WHAT YOU SHOULD DO
The entries below are to be retyped exactly. Preserve every word.

STUDY MATERIAL
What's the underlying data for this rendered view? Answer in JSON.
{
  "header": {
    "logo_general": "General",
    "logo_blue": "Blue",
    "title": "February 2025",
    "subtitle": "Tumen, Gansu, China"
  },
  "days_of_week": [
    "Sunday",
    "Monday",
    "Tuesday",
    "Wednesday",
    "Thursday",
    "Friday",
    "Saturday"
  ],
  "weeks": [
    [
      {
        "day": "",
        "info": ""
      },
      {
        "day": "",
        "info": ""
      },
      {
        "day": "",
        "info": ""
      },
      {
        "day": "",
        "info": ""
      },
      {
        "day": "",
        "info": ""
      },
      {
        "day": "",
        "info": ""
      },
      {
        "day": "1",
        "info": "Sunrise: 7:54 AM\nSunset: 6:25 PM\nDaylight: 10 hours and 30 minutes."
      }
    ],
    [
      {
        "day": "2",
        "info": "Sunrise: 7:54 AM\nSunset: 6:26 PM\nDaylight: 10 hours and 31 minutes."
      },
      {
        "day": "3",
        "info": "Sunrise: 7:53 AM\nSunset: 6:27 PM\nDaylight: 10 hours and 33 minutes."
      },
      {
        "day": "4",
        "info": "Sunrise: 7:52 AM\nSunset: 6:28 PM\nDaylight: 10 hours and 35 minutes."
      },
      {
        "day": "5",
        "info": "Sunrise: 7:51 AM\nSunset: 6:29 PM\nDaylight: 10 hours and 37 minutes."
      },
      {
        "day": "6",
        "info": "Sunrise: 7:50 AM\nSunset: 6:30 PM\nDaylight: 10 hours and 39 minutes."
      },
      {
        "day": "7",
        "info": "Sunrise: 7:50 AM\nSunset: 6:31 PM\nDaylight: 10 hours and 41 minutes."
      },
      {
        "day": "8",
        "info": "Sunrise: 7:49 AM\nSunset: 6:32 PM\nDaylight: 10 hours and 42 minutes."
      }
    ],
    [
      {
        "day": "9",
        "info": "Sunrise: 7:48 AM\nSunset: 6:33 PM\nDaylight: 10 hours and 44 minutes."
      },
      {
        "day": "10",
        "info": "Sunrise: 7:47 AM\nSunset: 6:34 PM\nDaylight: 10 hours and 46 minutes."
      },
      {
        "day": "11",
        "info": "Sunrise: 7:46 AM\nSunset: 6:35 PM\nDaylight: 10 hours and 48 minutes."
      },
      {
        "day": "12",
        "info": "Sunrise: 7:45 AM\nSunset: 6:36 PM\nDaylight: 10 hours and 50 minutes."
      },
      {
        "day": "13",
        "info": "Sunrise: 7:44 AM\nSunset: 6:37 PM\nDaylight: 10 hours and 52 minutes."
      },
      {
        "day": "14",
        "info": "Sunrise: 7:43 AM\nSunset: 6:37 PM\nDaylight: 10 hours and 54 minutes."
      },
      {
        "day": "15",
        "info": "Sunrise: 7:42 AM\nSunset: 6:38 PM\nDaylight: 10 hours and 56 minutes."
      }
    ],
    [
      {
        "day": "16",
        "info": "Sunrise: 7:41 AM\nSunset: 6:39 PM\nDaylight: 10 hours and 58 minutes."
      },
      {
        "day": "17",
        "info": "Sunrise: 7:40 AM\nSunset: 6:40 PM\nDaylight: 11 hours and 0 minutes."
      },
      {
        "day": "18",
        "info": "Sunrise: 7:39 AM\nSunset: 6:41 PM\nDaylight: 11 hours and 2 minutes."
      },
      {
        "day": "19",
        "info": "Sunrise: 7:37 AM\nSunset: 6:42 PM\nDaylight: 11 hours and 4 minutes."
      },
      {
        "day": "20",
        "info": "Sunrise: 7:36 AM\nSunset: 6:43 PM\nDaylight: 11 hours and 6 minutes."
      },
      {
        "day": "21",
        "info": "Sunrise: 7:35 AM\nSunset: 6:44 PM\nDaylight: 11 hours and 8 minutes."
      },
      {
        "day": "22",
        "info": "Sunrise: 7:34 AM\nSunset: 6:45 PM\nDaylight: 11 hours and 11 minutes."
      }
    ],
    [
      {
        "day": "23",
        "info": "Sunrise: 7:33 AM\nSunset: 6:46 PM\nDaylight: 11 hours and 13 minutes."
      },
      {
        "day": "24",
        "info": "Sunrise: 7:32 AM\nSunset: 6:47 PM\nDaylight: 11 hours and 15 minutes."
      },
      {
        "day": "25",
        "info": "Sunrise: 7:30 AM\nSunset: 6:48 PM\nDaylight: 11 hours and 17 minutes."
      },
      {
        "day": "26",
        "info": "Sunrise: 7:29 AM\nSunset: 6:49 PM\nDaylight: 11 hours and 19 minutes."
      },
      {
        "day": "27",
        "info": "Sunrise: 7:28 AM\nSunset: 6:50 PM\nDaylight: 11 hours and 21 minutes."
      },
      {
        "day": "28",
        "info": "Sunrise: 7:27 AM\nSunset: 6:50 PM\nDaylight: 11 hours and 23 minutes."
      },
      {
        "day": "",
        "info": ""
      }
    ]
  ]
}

TASK RESPONSE
What's the underlying data for this rendered view? Answer in JSON.
{
  "header": {
    "logo_general": "General",
    "logo_blue": "Blue",
    "title": "February 2025",
    "subtitle": "Tumen, Gansu, China"
  },
  "days_of_week": [
    "Sunday",
    "Monday",
    "Tuesday",
    "Wednesday",
    "Thursday",
    "Friday",
    "Saturday"
  ],
  "weeks": [
    [
      {
        "day": "",
        "info": ""
      },
      {
        "day": "",
        "info": ""
      },
      {
        "day": "",
        "info": ""
      },
      {
        "day": "",
        "info": ""
      },
      {
        "day": "",
        "info": ""
      },
      {
        "day": "",
        "info": ""
      },
      {
        "day": "1",
        "info": "Sunrise: 7:54 AM\nSunset: 6:25 PM\nDaylight: 10 hours and 30 minutes."
      }
    ],
    [
      {
        "day": "2",
        "info": "Sunrise: 7:54 AM\nSunset: 6:26 PM\nDaylight: 10 hours and 31 minutes."
      },
      {
        "day": "3",
        "info": "Sunrise: 7:53 AM\nSunset: 6:27 PM\nDaylight: 10 hours and 33 minutes."
      },
      {
        "day": "4",
        "info": "Sunrise: 7:52 AM\nSunset: 6:28 PM\nDaylight: 10 hours and 35 minutes."
      },
      {
        "day": "5",
        "info": "Sunrise: 7:51 AM\nSunset: 6:29 PM\nDaylight: 10 hours and 37 minutes."
      },
      {
        "day": "6",
        "info": "Sunrise: 7:50 AM\nSunset: 6:30 PM\nDaylight: 10 hours and 39 minutes."
      },
      {
        "day": "7",
        "info": "Sunrise: 7:50 AM\nSunset: 6:31 PM\nDaylight: 10 hours and 41 minutes."
      },
      {
        "day": "8",
        "info": "Sunrise: 7:49 AM\nSunset: 6:32 PM\nDaylight: 10 hours and 42 minutes."
      }
    ],
    [
      {
        "day": "9",
        "info": "Sunrise: 7:48 AM\nSunset: 6:33 PM\nDaylight: 10 hours and 44 minutes."
      },
      {
        "day": "10",
        "info": "Sunrise: 7:47 AM\nSunset: 6:34 PM\nDaylight: 10 hours and 46 minutes."
      },
      {
        "day": "11",
        "info": "Sunrise: 7:46 AM\nSunset: 6:35 PM\nDaylight: 10 hours and 48 minutes."
      },
      {
        "day": "12",
        "info": "Sunrise: 7:45 AM\nSunset: 6:36 PM\nDaylight: 10 hours and 50 minutes."
      },
      {
        "day": "13",
        "info": "Sunrise: 7:44 AM\nSunset: 6:37 PM\nDaylight: 10 hours and 52 minutes."
      },
      {
        "day": "14",
        "info": "Sunrise: 7:43 AM\nSunset: 6:37 PM\nDaylight: 10 hours and 54 minutes."
      },
      {
        "day": "15",
        "info": "Sunrise: 7:42 AM\nSunset: 6:38 PM\nDaylight: 10 hours and 56 minutes."
      }
    ],
    [
      {
        "day": "16",
        "info": "Sunrise: 7:41 AM\nSunset: 6:39 PM\nDaylight: 10 hours and 58 minutes."
      },
      {
        "day": "17",
        "info": "Sunrise: 7:40 AM\nSunset: 6:40 PM\nDaylight: 11 hours and 0 minutes."
      },
      {
        "day": "18",
        "info": "Sunrise: 7:39 AM\nSunset: 6:41 PM\nDaylight: 11 hours and 2 minutes."
      },
      {
        "day": "19",
        "info": "Sunrise: 7:37 AM\nSunset: 6:42 PM\nDaylight: 11 hours and 4 minutes."
      },
      {
        "day": "20",
        "info": "Sunrise: 7:36 AM\nSunset: 6:43 PM\nDaylight: 11 hours and 6 minutes."
      },
      {
        "day": "21",
        "info": "Sunrise: 7:35 AM\nSunset: 6:44 PM\nDaylight: 11 hours and 8 minutes."
      },
      {
        "day": "22",
        "info": "Sunrise: 7:34 AM\nSunset: 6:45 PM\nDaylight: 11 hours and 11 minutes."
      }
    ],
    [
      {
        "day": "23",
        "info": "Sunrise: 7:33 AM\nSunset: 6:46 PM\nDaylight: 11 hours and 13 minutes."
      },
      {
        "day": "24",
        "info": "Sunrise: 7:32 AM\nSunset: 6:47 PM\nDaylight: 11 hours and 15 minutes."
      },
      {
        "day": "25",
        "info": "Sunrise: 7:30 AM\nSunset: 6:48 PM\nDaylight: 11 hours and 17 minutes."
      },
      {
        "day": "26",
        "info": "Sunrise: 7:29 AM\nSunset: 6:49 PM\nDaylight: 11 hours and 19 minutes."
      },
      {
        "day": "27",
        "info": "Sunrise: 7:28 AM\nSunset: 6:50 PM\nDaylight: 11 hours and 21 minutes."
      },
      {
        "day": "28",
        "info": "Sunrise: 7:27 AM\nSunset: 6:50 PM\nDaylight: 11 hours and 23 minutes."
      },
      {
        "day": "",
        "info": ""
      }
    ]
  ]
}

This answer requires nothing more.